Cat® Machines Form Backbone of South Africa’s Antarctica Mission
- 05 July 2009
- Company & Industry News
When reaching Antarctica, those deployed to the inland base start their 350-kilometer trip from the coast to the inland station. For example, the Caterpillar track-type tractors faithfully inch their way forward at a constant rate of four kilometers per hour without stopping except to change drivers and re-fuel, taking approximately four days to reach their destination with their 25 ton payloads. Considering the challenges of the terrain and the possibility of inclement weather, it's reassuring for the Antarctica mission to know that they can rely on their Cat machines to bring them safely home.

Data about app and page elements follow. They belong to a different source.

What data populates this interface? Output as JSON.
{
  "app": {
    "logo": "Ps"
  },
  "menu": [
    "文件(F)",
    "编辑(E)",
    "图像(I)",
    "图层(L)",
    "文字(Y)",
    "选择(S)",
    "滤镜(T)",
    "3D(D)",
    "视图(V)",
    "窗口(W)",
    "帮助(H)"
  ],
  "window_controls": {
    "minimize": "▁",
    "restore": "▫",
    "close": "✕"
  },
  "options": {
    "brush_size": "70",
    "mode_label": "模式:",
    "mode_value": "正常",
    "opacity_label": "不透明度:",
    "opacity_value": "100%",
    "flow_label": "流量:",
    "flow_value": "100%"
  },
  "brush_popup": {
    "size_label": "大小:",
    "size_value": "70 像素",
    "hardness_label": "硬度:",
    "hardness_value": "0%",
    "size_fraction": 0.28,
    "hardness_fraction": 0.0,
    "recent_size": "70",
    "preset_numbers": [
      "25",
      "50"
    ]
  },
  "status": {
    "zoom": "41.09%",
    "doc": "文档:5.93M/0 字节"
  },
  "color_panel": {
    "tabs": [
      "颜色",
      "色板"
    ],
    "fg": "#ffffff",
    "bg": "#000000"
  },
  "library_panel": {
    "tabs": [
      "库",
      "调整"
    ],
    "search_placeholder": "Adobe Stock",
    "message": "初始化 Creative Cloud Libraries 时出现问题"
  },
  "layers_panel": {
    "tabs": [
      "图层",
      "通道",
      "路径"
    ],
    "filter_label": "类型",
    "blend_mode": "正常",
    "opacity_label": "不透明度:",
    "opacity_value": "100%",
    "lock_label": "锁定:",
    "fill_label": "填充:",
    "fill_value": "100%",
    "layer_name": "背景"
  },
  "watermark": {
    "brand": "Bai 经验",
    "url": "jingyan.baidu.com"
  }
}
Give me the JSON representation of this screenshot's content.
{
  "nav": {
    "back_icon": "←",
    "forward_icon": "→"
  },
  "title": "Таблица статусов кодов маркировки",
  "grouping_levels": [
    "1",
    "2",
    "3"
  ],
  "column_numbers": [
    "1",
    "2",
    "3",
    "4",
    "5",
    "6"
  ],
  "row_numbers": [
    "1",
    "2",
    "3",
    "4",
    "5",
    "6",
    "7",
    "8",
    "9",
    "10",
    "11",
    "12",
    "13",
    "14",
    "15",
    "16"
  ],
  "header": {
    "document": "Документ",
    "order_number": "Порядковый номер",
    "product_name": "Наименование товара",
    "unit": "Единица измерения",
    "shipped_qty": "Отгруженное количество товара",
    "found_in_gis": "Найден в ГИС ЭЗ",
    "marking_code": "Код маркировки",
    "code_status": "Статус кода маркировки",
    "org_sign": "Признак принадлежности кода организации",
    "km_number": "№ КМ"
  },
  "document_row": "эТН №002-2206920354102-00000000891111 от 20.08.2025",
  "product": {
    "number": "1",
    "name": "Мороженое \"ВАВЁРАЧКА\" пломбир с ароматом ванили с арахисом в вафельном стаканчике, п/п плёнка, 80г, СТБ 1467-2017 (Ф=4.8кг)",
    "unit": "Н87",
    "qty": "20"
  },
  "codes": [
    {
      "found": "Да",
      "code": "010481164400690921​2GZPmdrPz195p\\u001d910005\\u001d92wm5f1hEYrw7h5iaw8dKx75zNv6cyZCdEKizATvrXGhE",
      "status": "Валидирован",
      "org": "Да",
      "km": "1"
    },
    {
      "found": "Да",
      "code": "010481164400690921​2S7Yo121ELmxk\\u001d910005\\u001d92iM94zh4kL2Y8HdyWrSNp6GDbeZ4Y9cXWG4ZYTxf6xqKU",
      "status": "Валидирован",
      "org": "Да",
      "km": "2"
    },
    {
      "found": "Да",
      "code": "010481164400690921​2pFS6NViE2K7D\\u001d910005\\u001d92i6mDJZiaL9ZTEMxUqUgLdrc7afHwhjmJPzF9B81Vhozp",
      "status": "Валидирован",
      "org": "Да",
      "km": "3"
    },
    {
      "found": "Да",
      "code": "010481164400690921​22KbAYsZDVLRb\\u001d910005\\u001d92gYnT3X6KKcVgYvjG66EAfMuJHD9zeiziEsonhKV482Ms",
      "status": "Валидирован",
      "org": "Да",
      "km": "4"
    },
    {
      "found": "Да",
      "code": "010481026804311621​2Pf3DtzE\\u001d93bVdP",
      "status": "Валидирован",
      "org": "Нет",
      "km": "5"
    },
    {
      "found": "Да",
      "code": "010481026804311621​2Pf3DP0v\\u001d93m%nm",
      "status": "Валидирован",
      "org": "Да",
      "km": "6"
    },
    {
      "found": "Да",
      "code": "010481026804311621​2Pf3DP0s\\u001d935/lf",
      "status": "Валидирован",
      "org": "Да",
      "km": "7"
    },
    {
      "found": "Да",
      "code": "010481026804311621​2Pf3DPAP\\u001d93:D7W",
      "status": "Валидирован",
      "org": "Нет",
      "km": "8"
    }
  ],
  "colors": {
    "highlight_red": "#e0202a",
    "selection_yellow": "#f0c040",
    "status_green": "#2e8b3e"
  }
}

Isolated from the outside world in temperatures that can drop to as low as minus 25 degrees Celsius in the summer and minus 45 in the winter, the research team is left to carry out their projects, relying totally on their food and fuel stores, as well as their fleet of Caterpillar machines for all their cargo haulage, materials handling and personnel transport requirements. Naturally, under these circumstances, high machine availability is a critical requirement.
Fitted with special snow / scraper blades that are around 30 percent larger than standard, at the station the track-type tractors are deployed in applications that include clearing snow build-ups, and are equipped with long and wide undercarriages to ensure stability, in addition to heat pressurized sleeper cabs to ensure that operators remain comfortable when working in these freezing temperatures.
The Caterpillar machines at SANAE 4 presently number thirteen and run on Polar Diesel, a specialist fuel formulation, as well as Cat arctic oils to ensure 24/7 operation in this challenging operating environment.
Barloworld Equipment, Caterpillar's South African dealer, maintains all the Cat machines. "After the thirteen-month period, designated machines are shipped back to Bellville to be tested and repaired. Routine maintenance on site is carried out by artisans based at SANAE 4," explains Wally Parsons, senior product manager at Barloworld Equipment Isando, who completed two four-month stints at SANAE 4 during the mid 1980's.
In 1986/87 two new D4Es and two new Cat D6Hs were delivered to SANAE 4 and Parsons, then based at Barloworld Equipment Bellville as an instructor, went down to Antarctica to train the maintenance teams and operators, as well as to carry out an assessment of SANAE 4's future fleet requirements. A need had been identified for larger and faster units to complement the existing dozers and in 1998 the fleet was joined by a Cat Challenger 65 unit, plus two Cat DV 87s, both tractor models equipped with extended undercarriages. Like the track-type tractors delivered in 1985/86, these machines are still running on the island and have proven to be truly valuable workhorses.
If Antarctica's ice sheet is released by melting, the amount of water would cause the sea level to rise more than 60 meters worldwide.